Chapter 140 of the Texas Civil Practice & Remedies Code is intended to limit the subrogation rights of an injured person’s health insurance provider.  When this statute was first enacted in 2014, an esteemed personal injury attorney told me that the new law was simple, “Everyone gets a third of the gross settlement.  The insurance company gets a third, the attorney gets a third, and the client gets a third.”  That certainly sounded simple enough.  It was a couple of months later, when applying the new statute to one of my cases, that I realized it was not that simple.  In fact, the “simple” explanation only caused me to question my own analysis of the law.

            After reading Chapter 140 a dozen times and reading a handful of blogs, articles, and CLE papers, I finally realized that all of the commentators were assuming that the plaintiff’s attorney took the case on a 30% contingency.  While that is a safe assumption, Chapter 140 does not actually limit an attorney’s contingency fee to 30%.

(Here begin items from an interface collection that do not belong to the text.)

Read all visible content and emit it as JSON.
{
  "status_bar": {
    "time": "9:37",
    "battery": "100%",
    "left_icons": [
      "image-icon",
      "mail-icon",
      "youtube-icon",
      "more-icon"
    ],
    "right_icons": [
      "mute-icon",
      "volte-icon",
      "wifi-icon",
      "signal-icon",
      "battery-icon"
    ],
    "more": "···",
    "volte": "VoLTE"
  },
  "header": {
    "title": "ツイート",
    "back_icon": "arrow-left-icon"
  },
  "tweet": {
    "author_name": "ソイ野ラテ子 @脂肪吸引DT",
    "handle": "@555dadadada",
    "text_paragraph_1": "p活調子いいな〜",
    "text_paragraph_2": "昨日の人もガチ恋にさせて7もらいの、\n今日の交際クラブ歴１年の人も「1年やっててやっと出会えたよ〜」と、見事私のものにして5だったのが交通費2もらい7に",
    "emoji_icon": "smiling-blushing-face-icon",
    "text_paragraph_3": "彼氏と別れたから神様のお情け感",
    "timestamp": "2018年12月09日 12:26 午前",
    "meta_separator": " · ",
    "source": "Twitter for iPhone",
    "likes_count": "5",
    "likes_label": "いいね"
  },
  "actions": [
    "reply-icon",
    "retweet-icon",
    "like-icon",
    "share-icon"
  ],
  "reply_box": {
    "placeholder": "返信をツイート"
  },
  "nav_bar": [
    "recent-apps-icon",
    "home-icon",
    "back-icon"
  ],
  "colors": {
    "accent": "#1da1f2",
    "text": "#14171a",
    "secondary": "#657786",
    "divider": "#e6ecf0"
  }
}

You can review the actual wording of Chapter 140 HERE, but allow me to restate the basics in plain language:

Applicability of Chapter:

  1. Plaintiff is injured by Defendant.
  2. Plaintiff is insured by an insurance company described in the statute (there are exceptions).
  3. Insurance pays for healthcare resulting from injury.
  4. Insurance company has subrogation rights.
  5. Plaintiff obtains a recovery from Defendant (i.e., the case settles).

Calculating Insurance Company’s Portion:

  1. When Plaintiff is not represented by an attorney:
    1. Insurance company gets lesser of:
      1. 1/2 gross recovery; or
      2. Total cost of benefits paid
    2. When Plaintiff is represented by an attorney:
      1. Insurance company gets lesser of:
        1. 1/2 gross recovery, minus 1/3 of Insurance Company’s share for the attorney and minus legal expenses; or
        2. Total cost of benefits paid, minus 1/3 of Insurance Company’s share for the attorney and minus legal expenses

As stated previously, these are just the basics; there is a lot more in the statute.  However, this explanation is intended to get past the overly simplistic 1/3, 1/3, 1/3 explanation that was previously given to me.

Let’s apply this explanation to an example:

Paul Plaintiff is injured by Dan Defendant.  Paul’s insurance company pays $50,000 for his healthcare resulting from the injury and asserts its right to subrogation under Paul’s policy.  Paul hires an attorney.  Paul agrees to pay his attorney 40% of his gross recovery plus expenses.  Paul’s attorney settles Paul’s claim against Dan for $90,000.

If my friend were correct, everyone would get $30,000.  The insurance company would have to eat $20,000, and Paul’s attorney would eat $6,000 plus his expenses (let’s say $1,000).  That is incorrect.

According to the statute, the math should look like this:

Insurance company’s portion starts at 1/2 the gross recovery ($45,000).  It is then reduced by a 1/3 ($15,000), and is further reduced by Paul’s legal expenses ($1,000):  $45,000 – $15,000 – $1,000 = $29,000.  The insurance company gets $29,000 and is going to write of $21,000.

Paul’s attorney is going to get 40% of the gross recovery ($36,000), plus his expenses ($1,000), for a total of $37,000.

Paul gets $24,000.

While Paul gets less than everyone else, he is still better off than he would have been under common law, which required the insurance company be made whole.  Under the common law, Paul would have received $3,000 ($90,000 – $50,000 – $37,000 = $3,000).

What does this mean for the practicing attorney?  I think it makes smaller personal injury cases more attractive and easier to settle.  If Paul would have been forced to pay his insurance company $50,000 of the proceeds, Paul’s attorney could never have settled his case for $90,000.  As a result of Chapter 140, Paul and his attorney are happy campers and Dan Defendant’s insurance carrier is also quite pleased.

If you see a flaw in my reasoning or my math, or if you would simply like to share your thoughts, please leave a comment below.